(Items from an interface collection)
====

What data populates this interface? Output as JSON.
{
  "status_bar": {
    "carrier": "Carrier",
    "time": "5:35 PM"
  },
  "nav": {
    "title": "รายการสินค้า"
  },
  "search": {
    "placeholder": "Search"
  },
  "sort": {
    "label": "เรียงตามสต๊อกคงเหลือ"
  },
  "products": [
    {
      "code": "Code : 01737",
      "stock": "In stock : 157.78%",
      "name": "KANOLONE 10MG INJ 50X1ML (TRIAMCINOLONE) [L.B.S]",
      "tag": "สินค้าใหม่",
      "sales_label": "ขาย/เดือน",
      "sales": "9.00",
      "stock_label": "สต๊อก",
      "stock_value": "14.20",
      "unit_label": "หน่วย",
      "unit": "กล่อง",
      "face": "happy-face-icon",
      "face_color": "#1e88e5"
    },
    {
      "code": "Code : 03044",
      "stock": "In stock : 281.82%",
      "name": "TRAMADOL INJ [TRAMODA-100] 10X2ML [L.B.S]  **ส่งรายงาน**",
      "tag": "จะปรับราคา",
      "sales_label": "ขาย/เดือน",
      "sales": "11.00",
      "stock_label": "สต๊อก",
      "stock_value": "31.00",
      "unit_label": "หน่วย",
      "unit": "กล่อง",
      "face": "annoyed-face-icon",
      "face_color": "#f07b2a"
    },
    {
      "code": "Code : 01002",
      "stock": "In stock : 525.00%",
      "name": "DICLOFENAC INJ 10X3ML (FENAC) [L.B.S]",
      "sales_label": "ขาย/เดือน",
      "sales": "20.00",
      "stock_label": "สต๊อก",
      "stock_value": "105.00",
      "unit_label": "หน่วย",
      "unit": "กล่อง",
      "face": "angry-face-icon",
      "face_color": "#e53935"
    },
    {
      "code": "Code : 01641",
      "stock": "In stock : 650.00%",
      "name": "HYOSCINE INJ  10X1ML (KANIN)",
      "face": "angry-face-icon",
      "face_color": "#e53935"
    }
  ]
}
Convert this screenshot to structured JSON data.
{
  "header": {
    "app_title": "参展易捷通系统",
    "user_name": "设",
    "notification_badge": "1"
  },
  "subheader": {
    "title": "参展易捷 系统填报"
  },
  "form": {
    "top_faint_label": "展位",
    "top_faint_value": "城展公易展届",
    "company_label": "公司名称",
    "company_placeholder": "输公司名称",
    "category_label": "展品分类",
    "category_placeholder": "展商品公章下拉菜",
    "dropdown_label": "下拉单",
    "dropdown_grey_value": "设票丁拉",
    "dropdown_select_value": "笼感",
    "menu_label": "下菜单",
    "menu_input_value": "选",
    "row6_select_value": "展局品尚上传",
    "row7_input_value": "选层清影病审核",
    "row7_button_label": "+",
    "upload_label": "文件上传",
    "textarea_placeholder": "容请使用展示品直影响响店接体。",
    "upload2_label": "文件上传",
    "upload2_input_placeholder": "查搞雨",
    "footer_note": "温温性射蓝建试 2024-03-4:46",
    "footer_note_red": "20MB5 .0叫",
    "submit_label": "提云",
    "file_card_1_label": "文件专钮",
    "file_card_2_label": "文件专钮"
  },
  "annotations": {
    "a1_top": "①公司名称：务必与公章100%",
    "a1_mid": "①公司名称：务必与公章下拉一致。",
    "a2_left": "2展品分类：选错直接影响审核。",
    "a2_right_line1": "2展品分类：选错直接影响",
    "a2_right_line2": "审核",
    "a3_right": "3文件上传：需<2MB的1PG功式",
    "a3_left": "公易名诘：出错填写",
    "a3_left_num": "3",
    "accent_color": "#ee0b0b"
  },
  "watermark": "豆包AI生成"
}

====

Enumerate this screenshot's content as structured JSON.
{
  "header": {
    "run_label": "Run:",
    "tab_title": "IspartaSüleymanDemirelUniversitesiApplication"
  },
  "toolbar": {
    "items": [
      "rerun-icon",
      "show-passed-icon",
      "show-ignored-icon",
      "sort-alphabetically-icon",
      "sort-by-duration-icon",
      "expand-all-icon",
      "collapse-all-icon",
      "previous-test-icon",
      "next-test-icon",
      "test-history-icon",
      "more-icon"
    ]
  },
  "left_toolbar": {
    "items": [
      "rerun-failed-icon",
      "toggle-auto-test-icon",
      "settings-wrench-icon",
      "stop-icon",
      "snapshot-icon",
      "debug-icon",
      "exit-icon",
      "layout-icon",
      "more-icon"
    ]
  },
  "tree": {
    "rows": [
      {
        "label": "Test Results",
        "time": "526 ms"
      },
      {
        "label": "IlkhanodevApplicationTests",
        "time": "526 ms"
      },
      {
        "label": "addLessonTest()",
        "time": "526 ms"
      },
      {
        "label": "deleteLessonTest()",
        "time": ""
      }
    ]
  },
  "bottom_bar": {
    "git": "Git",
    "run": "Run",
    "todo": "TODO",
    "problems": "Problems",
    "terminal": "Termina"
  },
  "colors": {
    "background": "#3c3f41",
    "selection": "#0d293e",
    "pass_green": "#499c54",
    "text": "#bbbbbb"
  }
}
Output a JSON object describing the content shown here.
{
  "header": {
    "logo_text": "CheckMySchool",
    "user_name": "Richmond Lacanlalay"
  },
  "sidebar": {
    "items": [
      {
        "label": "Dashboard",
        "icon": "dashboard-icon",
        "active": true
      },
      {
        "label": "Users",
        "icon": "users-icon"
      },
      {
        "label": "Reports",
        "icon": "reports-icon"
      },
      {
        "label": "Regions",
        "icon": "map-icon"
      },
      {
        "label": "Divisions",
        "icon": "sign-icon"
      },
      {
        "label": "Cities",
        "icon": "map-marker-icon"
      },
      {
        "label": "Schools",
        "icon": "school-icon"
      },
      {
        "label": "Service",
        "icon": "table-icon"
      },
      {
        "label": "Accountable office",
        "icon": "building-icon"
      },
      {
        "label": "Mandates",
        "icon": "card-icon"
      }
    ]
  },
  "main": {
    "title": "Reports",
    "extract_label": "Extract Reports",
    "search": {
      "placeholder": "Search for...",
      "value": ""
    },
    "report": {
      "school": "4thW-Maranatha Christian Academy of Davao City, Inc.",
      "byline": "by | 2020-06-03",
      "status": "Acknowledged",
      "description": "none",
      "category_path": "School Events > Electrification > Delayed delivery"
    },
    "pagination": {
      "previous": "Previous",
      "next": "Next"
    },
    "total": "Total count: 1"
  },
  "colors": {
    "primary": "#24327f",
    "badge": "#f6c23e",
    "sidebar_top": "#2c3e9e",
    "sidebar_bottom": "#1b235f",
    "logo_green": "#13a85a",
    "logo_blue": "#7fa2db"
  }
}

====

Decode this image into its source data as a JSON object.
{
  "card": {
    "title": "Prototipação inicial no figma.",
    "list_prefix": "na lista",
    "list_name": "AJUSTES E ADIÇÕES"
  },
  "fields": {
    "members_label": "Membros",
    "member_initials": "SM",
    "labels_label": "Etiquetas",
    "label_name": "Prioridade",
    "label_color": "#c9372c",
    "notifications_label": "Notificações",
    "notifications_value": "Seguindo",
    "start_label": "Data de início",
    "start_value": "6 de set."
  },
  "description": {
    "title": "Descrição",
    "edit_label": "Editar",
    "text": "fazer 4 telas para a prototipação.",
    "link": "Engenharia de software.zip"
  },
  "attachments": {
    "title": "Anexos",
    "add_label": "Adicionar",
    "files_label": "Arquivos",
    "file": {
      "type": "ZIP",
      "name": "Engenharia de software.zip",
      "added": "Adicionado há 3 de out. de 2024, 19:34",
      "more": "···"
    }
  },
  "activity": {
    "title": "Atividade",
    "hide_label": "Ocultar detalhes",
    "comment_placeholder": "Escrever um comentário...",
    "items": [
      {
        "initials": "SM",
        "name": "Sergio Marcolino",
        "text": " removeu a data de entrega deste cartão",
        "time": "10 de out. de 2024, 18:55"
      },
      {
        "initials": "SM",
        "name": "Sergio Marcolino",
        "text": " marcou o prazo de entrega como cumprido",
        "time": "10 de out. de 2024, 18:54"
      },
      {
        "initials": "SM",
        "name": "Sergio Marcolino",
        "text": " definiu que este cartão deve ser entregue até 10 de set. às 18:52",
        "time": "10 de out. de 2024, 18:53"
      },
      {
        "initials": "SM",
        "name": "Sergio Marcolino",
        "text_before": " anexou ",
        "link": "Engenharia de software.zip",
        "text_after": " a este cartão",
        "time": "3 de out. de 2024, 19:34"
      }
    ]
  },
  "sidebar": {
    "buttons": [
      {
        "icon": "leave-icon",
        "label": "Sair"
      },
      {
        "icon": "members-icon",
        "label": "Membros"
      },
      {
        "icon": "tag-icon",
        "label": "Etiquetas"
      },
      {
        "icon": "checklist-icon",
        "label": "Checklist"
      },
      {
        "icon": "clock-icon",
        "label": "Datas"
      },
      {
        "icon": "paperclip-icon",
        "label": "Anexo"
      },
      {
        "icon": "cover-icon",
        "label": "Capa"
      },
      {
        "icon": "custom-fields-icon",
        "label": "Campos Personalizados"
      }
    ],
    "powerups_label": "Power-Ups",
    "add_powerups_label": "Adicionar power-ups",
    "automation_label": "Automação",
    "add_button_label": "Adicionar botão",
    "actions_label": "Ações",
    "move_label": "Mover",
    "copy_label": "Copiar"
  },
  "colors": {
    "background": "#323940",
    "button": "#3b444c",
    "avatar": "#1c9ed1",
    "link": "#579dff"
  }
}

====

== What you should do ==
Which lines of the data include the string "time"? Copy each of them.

== Solution to the problem ==
    "time": "5:35 PM"
        "time": "526 ms"
        "time": "526 ms"
        "time": "526 ms"
        "time": ""
        "time": "10 de out. de 2024, 18:55"
        "time": "10 de out. de 2024, 18:54"
        "time": "10 de out. de 2024, 18:53"
        "time": "3 de out. de 2024, 19:34"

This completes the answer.